- Risky drinkers may binge or consume more alcohol than is considered healthy
- Research shows brief counseling sessions with a doctor may be effective
- The sessions are aimed at reducing drinking, not total sobriety
Brief counseling sessions with primary care doctors can help curb risky drinking in people who aren't full-blown alcoholics but who binge drink or otherwise consume more alcohol than is considered healthy, a new study
The most effective interventions included two 15-minute visits with a doctor, followed two weeks later by five-minute phone calls with a nurse, according to the study, a comprehensive review of clinical trials stretching back 25 years.
Counseling sessions typically covered the hazards of excessive drinking and strategies for cutting back.
Unlike programs geared toward alcoholics, which tend to stress total sobriety, the so-called behavioral counseling interventions examined in the study are designed to reduce drinking without necessarily eliminating it.
Adults participating in this type of program reduced their alcohol intake by an average of 3.6 drinks per week, with the changes lasting at least six to 12 months. And compared to people in control groups, those who received counseling were more likely to stop binge drinking and meet the consumption limits recommended by their doctors.
The review, which was published Monday in the Annals of Internal Medicine, was conducted on behalf of the U.S. Preventive Services Task Force (USPSTF), an independent group of experts that provides guidance on preventive care to the federal government. The task force is in the process of updating its recommendations on the screening and treatment of alcohol misuse.
The body of evidence summarized in the new study has grown appreciably since 2004, when the USPSTF last weighed in on this topic, but the draft recommendations issued today are largely unchanged, says Dr. Michael LeFevre, co-vice chair of the USPSTF panel that drew up the recommendations.
"The evidence that we have certainly supports that by screening and doing counseling, we can alter some risky behavior," says LeFevre, a professor of family and community medicine at the University of Missouri. "We still recommend screening for adults."
The task force recommendations apply only to people over age 18 who engage in "risky" or "hazardous" drinking. They do not apply to adolescents, nor to people suffering from alcoholism (also known as alcohol dependence), who generally require more extensive treatment.
There is no firm definition for risky drinking.
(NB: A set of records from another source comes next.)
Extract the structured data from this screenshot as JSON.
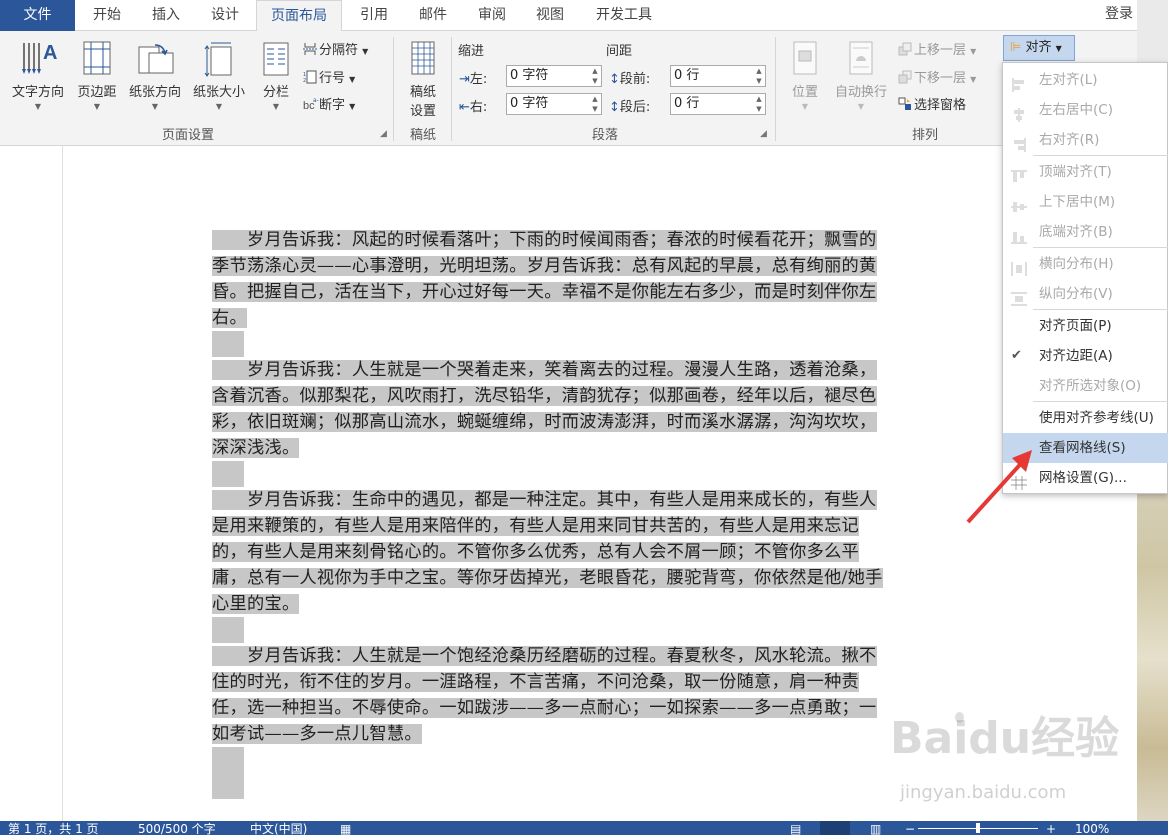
{
  "tabs": {
    "file": "文件",
    "home": "开始",
    "insert": "插入",
    "design": "设计",
    "layout": "页面布局",
    "references": "引用",
    "mailings": "邮件",
    "review": "审阅",
    "view": "视图",
    "developer": "开发工具"
  },
  "login": "登录",
  "ribbon": {
    "page_setup": {
      "text_direction": "文字方向",
      "margins": "页边距",
      "orientation": "纸张方向",
      "size": "纸张大小",
      "columns": "分栏",
      "breaks": "分隔符",
      "line_numbers": "行号",
      "hyphenation": "断字",
      "label": "页面设置"
    },
    "draft": {
      "btn": "稿纸",
      "btn2": "设置",
      "label": "稿纸"
    },
    "paragraph": {
      "indent_title": "缩进",
      "spacing_title": "间距",
      "left_label": "左:",
      "left_value": "0 字符",
      "right_label": "右:",
      "right_value": "0 字符",
      "before_label": "段前:",
      "before_value": "0 行",
      "after_label": "段后:",
      "after_value": "0 行",
      "label": "段落"
    },
    "arrange": {
      "position": "位置",
      "wrap": "自动换行",
      "bring_forward": "上移一层",
      "send_backward": "下移一层",
      "selection_pane": "选择窗格",
      "align": "对齐",
      "label": "排列"
    }
  },
  "align_menu": {
    "items": [
      {
        "label": "左对齐(L)",
        "enabled": false,
        "icon": "align-left-icon"
      },
      {
        "label": "左右居中(C)",
        "enabled": false,
        "icon": "align-center-icon"
      },
      {
        "label": "右对齐(R)",
        "enabled": false,
        "icon": "align-right-icon"
      },
      {
        "label": "顶端对齐(T)",
        "enabled": false,
        "icon": "align-top-icon"
      },
      {
        "label": "上下居中(M)",
        "enabled": false,
        "icon": "align-middle-icon"
      },
      {
        "label": "底端对齐(B)",
        "enabled": false,
        "icon": "align-bottom-icon"
      },
      {
        "label": "横向分布(H)",
        "enabled": false,
        "icon": "distribute-horizontal-icon"
      },
      {
        "label": "纵向分布(V)",
        "enabled": false,
        "icon": "distribute-vertical-icon"
      },
      {
        "label": "对齐页面(P)",
        "enabled": true,
        "icon": ""
      },
      {
        "label": "对齐边距(A)",
        "enabled": true,
        "icon": "checkmark-icon"
      },
      {
        "label": "对齐所选对象(O)",
        "enabled": false,
        "icon": ""
      },
      {
        "label": "使用对齐参考线(U)",
        "enabled": true,
        "icon": ""
      },
      {
        "label": "查看网格线(S)",
        "enabled": true,
        "icon": ""
      },
      {
        "label": "网格设置(G)...",
        "enabled": true,
        "icon": "grid-settings-icon"
      }
    ]
  },
  "document": {
    "paragraphs": [
      "　　岁月告诉我：风起的时候看落叶；下雨的时候闻雨香；春浓的时候看花开；飘雪的季节荡涤心灵——心事澄明，光明坦荡。岁月告诉我：总有风起的早晨，总有绚丽的黄昏。把握自己，活在当下，开心过好每一天。幸福不是你能左右多少，而是时刻伴你左右。",
      "　　岁月告诉我：人生就是一个哭着走来，笑着离去的过程。漫漫人生路，透着沧桑，含着沉香。似那梨花，风吹雨打，洗尽铅华，清韵犹存；似那画卷，经年以后，褪尽色彩，依旧斑斓；似那高山流水，蜿蜒缠绵，时而波涛澎湃，时而溪水潺潺，沟沟坎坎，深深浅浅。",
      "　　岁月告诉我：生命中的遇见，都是一种注定。其中，有些人是用来成长的，有些人是用来鞭策的，有些人是用来陪伴的，有些人是用来同甘共苦的，有些人是用来忘记的，有些人是用来刻骨铭心的。不管你多么优秀，总有人会不屑一顾；不管你多么平庸，总有一人视你为手中之宝。等你牙齿掉光，老眼昏花，腰驼背弯，你依然是他/她手心里的宝。",
      "　　岁月告诉我：人生就是一个饱经沧桑历经磨砺的过程。春夏秋冬，风水轮流。揪不住的时光，衔不住的岁月。一涯路程，不言苦痛，不问沧桑，取一份随意，肩一种责任，选一种担当。不辱使命。一如跋涉——多一点耐心；一如探索——多一点勇敢；一如考试——多一点儿智慧。"
    ]
  },
  "status": {
    "page": "第 1 页，共 1 页",
    "words": "500/500 个字",
    "language": "中文(中国)",
    "zoom": "100%"
  },
  "watermark": {
    "brand": "Baidu经验",
    "url": "jingyan.baidu.com"
  },
  "colors": {
    "accent": "#2b579a",
    "highlight": "#c5d7ee",
    "arrow": "#e53935"
  }
}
According to the National Institute on Alcohol Abuse and Alcoholism, men who consume more than four drinks in a single day (or 14 per week) and women who consume more than three in a day (or seven per week) run the risk of experiencing alcohol-related health problems.
In one of the successful 15-minute interventions highlighted by the authors, doctors asked patients to keep a diary of how much they drank, complete a worksheet on drinking triggers, and create a "drinking agreement," a contract of sorts in which they spelled out their goals for reducing their consumption.
Short interventions (as brief as five minutes) and longer interventions (up to two hours) weren't as effective as 15-minute sessions, the study found.
Why? Fifteen minutes may be just long enough to deliver a message, yet not so long that the patient is turned off or overloaded with information, says lead author Dr. Daniel E. Jonas, an assistant professor of medicine at the University of North Carolina at Chapel Hill.
This type of brief intervention "is effective but has to be done repeatedly," says Dr. Ihsan M. Salloum, the chief of substance and alcohol abuse at the University of Miami's Miller School of Medicine.
"People respond to personalized feedback from their doctors," adds Salloum, who was not involved in the new review.
That personalized attention can be hard to come by, however. At a time when doctor's appointments are often rushed as it is, incorporating alcohol screening and counseling into a regular checkup may be "challenging," Jonas says.
The review left several questions unanswered. For instance, although the authors did conclude that counseling can lower health care costs and reduce hospital stays, it's still unclear if this approach can also decrease alcohol-related health problems, accidents, injuries, and deaths.